TASK DIRECTIONS:
Print the complete listing so that it matches the original exactly.
========================================================================
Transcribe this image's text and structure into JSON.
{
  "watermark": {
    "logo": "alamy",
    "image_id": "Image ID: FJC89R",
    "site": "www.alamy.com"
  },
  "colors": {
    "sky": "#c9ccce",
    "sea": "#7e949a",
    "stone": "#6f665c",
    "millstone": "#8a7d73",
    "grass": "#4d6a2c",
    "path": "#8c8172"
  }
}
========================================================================
SOLUTION TO THE EXERCISE:
Transcribe this image's text and structure into JSON.
{
  "watermark": {
    "logo": "alamy",
    "image_id": "Image ID: FJC89R",
    "site": "www.alamy.com"
  },
  "colors": {
    "sky": "#c9ccce",
    "sea": "#7e949a",
    "stone": "#6f665c",
    "millstone": "#8a7d73",
    "grass": "#4d6a2c",
    "path": "#8c8172"
  }
}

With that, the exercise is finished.